Posted by wendyellyatt on May 20, 2013 at 10:56
This was just published in the Yorkshire Post and I suspect heralds in a real upswell in parent concern
Published in the Yorkshire Post on 25/03/2013
I HAVE just…Continue
Posted by wendyellyatt on April 15, 2013 at 15:37
A growing body of research suggests that constantly praising children and telling them how clever they are does not prevent them from underperforming. In fact it might actually be encouraging it.
This is a very interesting 2007 article from New York Magazine that someone has just sent me.
Posted by wendyellyatt on September 12, 2012 at 22:23
In April 2006 the employers’ organisation, the CBI, published a report on the skills that employers were looking for among school leavers and graduates. As well as basic skills in literacy, numeracy and specialist skills in area of science and technology the CBI research also highlighted the eight ‘employability skills valued by prospective employers:
With this in mind the RSA www.rsa.org.uk has now developed a 'Competence Framework' that promotes innovative and integrated ways of thinking about education and the curriculum. Teachers design and develop a curriculum for their own schools based round the development of five key competences:
A competence based approach enables students not just to acquire subject knowledge but to understand, use and apply it in the within the context of their wider learning and life. It also offers students a more holistic and coherent way of learning which allows them to make connections and apply knowledge across different subject areas.
This framework, that is known as Opening Minds, is now being used in over 200 schools across the country.
According to Anthony Seldon, master of Wellington College and Tony Blair's biographer, the state system is guilty of producing "factory schools" turning out young people "incapable of living full and autonomous lives and who are little more than well-drilled automatons" after an education that lacks intellectual depth and rigour.
This is the preface to his new Centre of Policy Studies publication
Schools should be places of engagement and delight. Instead, students often resent and insufficiently value them. Parents should be actively engaged in and full of gratitude for the schools that their children attend. Instead, they are often indifferent and even unco-operative. Teaching should be a profession which the brightest and most energetic should aspire to and fight to join. Instead, it is hard to get top graduates to apply. And when they do, it is hard to keep them in the profession (which is a profession in name alone). To be a head should be the apex of every teacher’s dream. Instead, such is the encumbered nature of the job, many heads’ posts remain unfilled.
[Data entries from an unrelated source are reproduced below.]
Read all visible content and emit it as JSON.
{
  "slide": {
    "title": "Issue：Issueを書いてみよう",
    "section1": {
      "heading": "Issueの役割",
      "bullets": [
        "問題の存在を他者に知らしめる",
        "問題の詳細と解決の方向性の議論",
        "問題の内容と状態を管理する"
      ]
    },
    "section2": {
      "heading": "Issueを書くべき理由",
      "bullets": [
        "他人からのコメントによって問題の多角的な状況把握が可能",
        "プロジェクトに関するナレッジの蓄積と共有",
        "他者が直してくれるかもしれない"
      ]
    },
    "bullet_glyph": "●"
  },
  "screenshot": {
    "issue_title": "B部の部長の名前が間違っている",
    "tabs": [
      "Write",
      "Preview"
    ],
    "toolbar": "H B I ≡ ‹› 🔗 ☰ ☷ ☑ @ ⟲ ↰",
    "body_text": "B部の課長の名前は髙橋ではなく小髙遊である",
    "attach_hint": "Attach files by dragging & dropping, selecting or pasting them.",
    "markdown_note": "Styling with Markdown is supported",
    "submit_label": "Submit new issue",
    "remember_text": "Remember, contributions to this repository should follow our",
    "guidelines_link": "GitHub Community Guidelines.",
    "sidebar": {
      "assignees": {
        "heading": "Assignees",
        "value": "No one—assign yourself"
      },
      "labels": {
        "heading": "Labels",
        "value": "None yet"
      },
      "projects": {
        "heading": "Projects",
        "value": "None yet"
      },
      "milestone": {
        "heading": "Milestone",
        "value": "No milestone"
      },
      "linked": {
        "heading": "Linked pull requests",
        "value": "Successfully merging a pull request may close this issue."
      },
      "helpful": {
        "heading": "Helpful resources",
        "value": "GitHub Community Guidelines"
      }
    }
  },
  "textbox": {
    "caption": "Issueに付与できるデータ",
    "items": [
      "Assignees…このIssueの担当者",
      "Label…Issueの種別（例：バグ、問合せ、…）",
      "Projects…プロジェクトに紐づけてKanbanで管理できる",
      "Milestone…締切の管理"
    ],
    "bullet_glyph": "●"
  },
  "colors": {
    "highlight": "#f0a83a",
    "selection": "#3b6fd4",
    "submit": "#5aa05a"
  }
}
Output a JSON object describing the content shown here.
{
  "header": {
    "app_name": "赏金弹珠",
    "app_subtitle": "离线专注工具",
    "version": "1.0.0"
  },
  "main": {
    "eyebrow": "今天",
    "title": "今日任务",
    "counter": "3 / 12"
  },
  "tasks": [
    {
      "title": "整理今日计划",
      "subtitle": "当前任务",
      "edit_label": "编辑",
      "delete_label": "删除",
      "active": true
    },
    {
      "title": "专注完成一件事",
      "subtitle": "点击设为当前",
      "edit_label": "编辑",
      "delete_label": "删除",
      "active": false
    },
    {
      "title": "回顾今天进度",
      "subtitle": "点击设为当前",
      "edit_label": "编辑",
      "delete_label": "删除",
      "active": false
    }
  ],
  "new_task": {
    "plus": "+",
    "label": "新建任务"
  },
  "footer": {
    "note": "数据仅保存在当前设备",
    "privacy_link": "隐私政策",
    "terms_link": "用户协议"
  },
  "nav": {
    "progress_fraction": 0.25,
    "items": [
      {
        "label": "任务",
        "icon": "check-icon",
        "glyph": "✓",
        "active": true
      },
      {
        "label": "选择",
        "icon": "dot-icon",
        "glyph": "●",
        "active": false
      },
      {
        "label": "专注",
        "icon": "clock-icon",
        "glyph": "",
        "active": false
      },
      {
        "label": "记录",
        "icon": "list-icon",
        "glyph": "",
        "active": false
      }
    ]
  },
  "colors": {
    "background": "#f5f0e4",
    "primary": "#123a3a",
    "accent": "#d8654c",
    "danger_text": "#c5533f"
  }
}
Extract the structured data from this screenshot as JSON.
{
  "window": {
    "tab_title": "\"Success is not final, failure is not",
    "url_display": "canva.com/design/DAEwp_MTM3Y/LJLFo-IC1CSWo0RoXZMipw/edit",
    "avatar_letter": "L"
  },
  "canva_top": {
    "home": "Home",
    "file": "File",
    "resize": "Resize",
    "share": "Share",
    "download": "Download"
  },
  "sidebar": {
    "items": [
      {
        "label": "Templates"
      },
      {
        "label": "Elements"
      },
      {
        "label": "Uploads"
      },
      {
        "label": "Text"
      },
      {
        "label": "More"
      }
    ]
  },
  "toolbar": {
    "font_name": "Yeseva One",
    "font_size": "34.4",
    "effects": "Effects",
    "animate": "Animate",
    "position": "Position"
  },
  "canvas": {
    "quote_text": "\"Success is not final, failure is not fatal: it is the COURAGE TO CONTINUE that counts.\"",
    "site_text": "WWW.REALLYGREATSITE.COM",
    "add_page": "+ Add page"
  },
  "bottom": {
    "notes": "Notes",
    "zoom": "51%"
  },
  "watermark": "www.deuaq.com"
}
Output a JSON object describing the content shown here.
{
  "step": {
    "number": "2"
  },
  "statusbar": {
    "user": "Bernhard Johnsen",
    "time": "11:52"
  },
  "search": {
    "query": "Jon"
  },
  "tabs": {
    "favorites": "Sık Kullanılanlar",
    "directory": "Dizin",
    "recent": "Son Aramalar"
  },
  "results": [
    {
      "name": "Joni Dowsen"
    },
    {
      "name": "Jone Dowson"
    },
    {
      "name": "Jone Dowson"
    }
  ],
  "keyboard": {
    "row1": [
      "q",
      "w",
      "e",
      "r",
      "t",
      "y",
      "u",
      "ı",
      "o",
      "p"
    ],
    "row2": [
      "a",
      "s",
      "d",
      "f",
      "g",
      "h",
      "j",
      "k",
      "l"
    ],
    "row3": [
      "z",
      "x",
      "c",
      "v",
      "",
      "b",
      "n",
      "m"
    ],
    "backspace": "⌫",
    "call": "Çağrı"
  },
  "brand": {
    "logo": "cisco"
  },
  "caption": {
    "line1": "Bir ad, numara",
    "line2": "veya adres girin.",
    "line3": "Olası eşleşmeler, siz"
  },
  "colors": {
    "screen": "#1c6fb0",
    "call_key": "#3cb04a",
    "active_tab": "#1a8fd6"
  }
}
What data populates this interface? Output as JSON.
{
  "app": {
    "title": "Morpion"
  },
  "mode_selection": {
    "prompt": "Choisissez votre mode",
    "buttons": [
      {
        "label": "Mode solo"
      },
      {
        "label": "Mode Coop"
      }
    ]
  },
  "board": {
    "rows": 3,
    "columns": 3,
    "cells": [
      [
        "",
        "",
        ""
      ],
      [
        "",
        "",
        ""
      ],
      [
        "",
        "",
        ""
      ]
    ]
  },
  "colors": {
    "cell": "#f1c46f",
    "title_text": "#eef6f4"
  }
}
Too many state schools in Britain in 2010 have become factories. Results (at least on paper) have improved. But at what cost? Reluctant students are processed through a system which is closely controlled and monitored by the state. No area of public life is more important than education to prepare people to live meaningful, productive and valuable lives. Yet our schools turn out young people who are often incapable of living full and autonomous lives. At the same time, employers condemn students’ lack of academic and personal skills while universities find that the end products of schools can be little more than well-drilled automatons who do not know how to think independently about their academic subjects
Valerie Hannon produced the paper 'Only Connect' for the Centre for Strategic Education in 2009.
Download Learning Futures: Next Practice in Learning and Teaching
To be a man is to perform a balancing act on a wide scale - with the oppressive tyrant at one end and the caring feeling homosexual at the other. My fathers’ generation spent most oftheir time at…Continue
Started by Nick Clements in EARLY YEARS May 1, 2011.
I have just had this piece published in EYE Magazine WHAT DO THEY MEAN BY ‘READINESS’? I think that there is currently a great deal of confusion about the term ‘readiness’. In early childhood…Continue
Started by wendyellyatt in GENERAL Feb 7, 2011.